▶ Problem to solve: The reply should be one number: how many lines of the data below contain "Imprimir".

━━ Dataset excerpts

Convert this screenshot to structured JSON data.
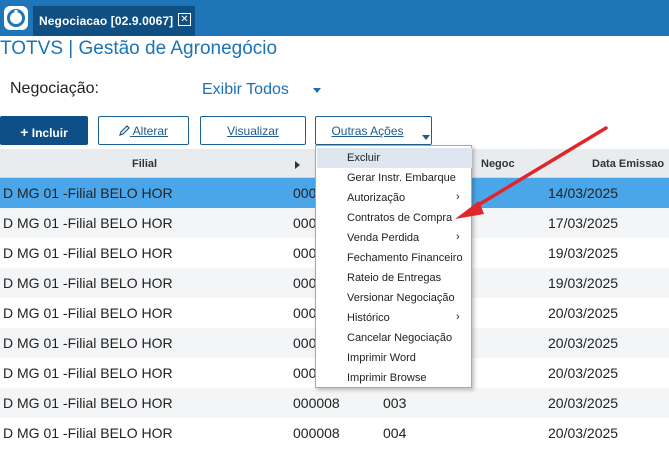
{
  "topbar": {
    "logo_icon": "totvs-logo-icon",
    "tab_title": "Negociacao [02.9.0067]",
    "tab_close_glyph": "✕",
    "color": "#1e75b8"
  },
  "app_title": "TOTVS | Gestão de Agronegócio",
  "filter": {
    "label": "Negociação:",
    "value": "Exibir Todos"
  },
  "toolbar": {
    "incluir_label": "Incluir",
    "alterar_label": "Alterar",
    "visualizar_label": "Visualizar",
    "outras_label": "Outras Ações"
  },
  "grid": {
    "columns": [
      "Filial",
      "Negoc",
      "Data Emissao"
    ],
    "rows": [
      {
        "filial": "D MG 01 -Filial BELO HOR",
        "num": "000",
        "seq": "",
        "data": "14/03/2025",
        "selected": true
      },
      {
        "filial": "D MG 01 -Filial BELO HOR",
        "num": "000",
        "seq": "",
        "data": "17/03/2025"
      },
      {
        "filial": "D MG 01 -Filial BELO HOR",
        "num": "000",
        "seq": "",
        "data": "19/03/2025"
      },
      {
        "filial": "D MG 01 -Filial BELO HOR",
        "num": "000",
        "seq": "",
        "data": "19/03/2025"
      },
      {
        "filial": "D MG 01 -Filial BELO HOR",
        "num": "000",
        "seq": "",
        "data": "20/03/2025"
      },
      {
        "filial": "D MG 01 -Filial BELO HOR",
        "num": "000",
        "seq": "",
        "data": "20/03/2025"
      },
      {
        "filial": "D MG 01 -Filial BELO HOR",
        "num": "000",
        "seq": "",
        "data": "20/03/2025"
      },
      {
        "filial": "D MG 01 -Filial BELO HOR",
        "num": "000008",
        "seq": "003",
        "data": "20/03/2025"
      },
      {
        "filial": "D MG 01 -Filial BELO HOR",
        "num": "000008",
        "seq": "004",
        "data": "20/03/2025"
      }
    ],
    "selected_color": "#4aa6e8"
  },
  "menu": {
    "items": [
      {
        "label": "Excluir",
        "submenu": false,
        "active": true
      },
      {
        "label": "Gerar Instr. Embarque",
        "submenu": false
      },
      {
        "label": "Autorização",
        "submenu": true
      },
      {
        "label": "Contratos de Compra",
        "submenu": false
      },
      {
        "label": "Venda Perdida",
        "submenu": true
      },
      {
        "label": "Fechamento Financeiro",
        "submenu": false
      },
      {
        "label": "Rateio de Entregas",
        "submenu": false
      },
      {
        "label": "Versionar Negociação",
        "submenu": false
      },
      {
        "label": "Histórico",
        "submenu": true
      },
      {
        "label": "Cancelar Negociação",
        "submenu": false
      },
      {
        "label": "Imprimir Word",
        "submenu": false
      },
      {
        "label": "Imprimir Browse",
        "submenu": false
      }
    ],
    "submenu_glyph": "›"
  },
  "annotation": {
    "color": "#e0262b"
  }
}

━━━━

▶ Result of the exercise: 2